Page and application data records:
_ _ _ _ _ _ _

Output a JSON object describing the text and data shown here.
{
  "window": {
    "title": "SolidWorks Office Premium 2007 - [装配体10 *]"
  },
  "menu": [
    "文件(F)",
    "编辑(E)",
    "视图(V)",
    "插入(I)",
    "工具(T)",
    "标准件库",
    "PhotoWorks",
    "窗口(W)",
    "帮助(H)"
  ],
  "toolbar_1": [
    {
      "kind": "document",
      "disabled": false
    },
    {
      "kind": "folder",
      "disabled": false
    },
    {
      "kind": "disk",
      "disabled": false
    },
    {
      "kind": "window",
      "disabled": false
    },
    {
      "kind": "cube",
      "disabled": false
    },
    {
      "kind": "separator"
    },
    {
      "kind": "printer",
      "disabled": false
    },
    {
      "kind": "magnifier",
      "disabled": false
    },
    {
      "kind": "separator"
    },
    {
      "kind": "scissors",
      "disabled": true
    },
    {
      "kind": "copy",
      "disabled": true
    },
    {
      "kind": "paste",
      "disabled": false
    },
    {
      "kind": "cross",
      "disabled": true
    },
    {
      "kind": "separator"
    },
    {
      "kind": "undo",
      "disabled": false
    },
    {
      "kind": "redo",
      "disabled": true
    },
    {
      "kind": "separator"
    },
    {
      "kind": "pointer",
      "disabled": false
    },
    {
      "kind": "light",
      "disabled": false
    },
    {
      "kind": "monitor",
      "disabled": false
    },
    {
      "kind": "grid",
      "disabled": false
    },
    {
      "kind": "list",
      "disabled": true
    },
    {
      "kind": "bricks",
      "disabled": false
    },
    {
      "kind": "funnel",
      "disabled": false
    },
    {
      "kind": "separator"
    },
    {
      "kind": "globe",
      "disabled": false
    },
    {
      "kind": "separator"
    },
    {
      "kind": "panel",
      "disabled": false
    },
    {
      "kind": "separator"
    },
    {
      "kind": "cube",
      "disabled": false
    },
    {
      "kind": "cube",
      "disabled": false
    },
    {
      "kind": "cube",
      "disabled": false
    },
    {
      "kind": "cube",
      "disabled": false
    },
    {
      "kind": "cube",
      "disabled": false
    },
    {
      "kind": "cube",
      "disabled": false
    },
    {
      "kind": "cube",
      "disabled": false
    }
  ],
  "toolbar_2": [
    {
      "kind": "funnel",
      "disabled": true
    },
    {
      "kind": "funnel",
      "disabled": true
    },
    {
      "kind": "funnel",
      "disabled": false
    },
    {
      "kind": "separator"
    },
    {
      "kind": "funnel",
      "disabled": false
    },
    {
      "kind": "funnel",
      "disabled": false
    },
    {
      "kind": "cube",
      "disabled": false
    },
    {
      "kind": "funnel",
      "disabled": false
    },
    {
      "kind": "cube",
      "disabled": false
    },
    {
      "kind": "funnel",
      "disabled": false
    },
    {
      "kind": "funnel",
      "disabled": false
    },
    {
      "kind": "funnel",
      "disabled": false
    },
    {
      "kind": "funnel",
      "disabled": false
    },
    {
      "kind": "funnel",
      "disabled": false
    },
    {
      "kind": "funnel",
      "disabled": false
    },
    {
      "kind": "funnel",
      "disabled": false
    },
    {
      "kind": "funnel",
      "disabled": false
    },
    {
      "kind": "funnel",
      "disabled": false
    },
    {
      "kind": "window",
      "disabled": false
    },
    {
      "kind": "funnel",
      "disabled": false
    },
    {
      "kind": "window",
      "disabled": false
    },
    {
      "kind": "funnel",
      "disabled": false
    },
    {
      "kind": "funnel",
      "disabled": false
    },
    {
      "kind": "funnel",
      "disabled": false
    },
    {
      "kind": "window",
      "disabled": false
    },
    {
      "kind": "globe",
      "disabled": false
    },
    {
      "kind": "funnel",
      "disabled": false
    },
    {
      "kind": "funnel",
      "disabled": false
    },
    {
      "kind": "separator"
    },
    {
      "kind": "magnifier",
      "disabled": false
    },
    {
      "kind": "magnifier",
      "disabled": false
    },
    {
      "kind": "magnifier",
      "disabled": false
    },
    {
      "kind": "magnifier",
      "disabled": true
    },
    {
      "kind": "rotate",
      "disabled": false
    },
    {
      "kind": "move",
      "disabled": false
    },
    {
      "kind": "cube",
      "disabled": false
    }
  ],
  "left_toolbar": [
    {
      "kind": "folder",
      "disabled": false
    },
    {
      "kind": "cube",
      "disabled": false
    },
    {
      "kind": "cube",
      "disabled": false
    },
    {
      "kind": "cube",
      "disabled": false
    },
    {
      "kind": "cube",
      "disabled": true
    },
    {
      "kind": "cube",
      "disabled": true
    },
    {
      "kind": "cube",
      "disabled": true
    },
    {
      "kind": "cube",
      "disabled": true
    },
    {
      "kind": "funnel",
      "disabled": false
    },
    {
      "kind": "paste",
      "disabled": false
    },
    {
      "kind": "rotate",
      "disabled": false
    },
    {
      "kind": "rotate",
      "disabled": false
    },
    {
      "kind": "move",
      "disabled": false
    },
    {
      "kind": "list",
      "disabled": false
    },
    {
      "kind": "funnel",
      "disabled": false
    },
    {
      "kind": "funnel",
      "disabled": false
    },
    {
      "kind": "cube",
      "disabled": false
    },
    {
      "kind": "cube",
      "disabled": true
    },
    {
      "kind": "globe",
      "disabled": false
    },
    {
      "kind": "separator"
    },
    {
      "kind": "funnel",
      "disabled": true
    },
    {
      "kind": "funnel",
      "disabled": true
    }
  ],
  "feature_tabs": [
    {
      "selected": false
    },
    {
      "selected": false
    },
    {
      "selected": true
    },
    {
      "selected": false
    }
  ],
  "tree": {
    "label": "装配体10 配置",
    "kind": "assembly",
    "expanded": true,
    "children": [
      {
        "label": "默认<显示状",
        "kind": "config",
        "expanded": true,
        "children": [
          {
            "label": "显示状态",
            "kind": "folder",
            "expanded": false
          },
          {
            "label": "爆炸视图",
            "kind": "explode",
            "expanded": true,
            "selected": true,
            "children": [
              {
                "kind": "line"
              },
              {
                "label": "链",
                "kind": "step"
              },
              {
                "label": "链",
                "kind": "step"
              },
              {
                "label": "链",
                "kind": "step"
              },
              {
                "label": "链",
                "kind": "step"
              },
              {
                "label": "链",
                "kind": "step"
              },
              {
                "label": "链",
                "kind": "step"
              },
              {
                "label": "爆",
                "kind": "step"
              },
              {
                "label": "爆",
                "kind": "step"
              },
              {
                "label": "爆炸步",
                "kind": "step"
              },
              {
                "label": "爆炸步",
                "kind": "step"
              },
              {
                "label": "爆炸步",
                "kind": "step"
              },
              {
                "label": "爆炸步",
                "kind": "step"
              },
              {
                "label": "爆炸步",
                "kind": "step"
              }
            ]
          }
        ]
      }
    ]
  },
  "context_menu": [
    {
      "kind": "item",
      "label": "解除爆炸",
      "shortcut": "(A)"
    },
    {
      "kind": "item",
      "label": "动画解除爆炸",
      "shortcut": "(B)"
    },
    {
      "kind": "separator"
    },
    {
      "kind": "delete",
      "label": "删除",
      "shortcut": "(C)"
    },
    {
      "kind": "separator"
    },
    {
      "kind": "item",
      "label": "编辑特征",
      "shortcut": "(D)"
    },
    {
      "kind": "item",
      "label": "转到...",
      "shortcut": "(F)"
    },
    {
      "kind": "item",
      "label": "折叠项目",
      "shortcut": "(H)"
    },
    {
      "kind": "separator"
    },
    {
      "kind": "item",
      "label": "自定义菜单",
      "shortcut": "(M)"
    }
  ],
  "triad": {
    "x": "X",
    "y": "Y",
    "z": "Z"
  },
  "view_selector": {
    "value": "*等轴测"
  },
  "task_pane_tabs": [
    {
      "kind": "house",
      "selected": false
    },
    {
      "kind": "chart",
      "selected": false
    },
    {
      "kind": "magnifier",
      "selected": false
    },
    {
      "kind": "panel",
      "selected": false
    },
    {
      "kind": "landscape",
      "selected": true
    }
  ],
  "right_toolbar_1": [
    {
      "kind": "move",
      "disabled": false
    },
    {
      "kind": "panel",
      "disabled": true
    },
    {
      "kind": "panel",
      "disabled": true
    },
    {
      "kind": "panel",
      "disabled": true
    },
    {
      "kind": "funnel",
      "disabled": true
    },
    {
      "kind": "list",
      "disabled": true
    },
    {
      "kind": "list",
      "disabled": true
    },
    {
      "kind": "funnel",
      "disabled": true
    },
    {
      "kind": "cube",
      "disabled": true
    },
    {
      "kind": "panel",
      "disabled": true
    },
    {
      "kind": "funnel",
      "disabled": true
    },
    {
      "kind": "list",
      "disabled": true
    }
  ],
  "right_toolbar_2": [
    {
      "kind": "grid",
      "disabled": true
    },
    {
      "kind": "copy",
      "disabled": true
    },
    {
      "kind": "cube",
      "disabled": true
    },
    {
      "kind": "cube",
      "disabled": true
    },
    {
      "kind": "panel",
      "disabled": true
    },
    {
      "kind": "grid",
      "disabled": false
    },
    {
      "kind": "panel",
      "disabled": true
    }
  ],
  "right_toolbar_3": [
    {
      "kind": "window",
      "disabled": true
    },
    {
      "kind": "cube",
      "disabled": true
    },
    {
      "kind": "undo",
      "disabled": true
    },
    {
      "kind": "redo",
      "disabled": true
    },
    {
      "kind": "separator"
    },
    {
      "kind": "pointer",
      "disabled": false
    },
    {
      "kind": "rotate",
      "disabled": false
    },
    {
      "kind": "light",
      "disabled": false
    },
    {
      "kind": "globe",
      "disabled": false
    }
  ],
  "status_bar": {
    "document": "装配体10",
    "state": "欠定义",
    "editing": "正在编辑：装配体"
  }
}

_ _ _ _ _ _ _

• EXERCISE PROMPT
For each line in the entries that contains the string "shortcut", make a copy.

• COMPLETED EXERCISE
      "shortcut": "(A)"
      "shortcut": "(B)"
      "shortcut": "(C)"
      "shortcut": "(D)"
      "shortcut": "(F)"
      "shortcut": "(H)"
      "shortcut": "(M)"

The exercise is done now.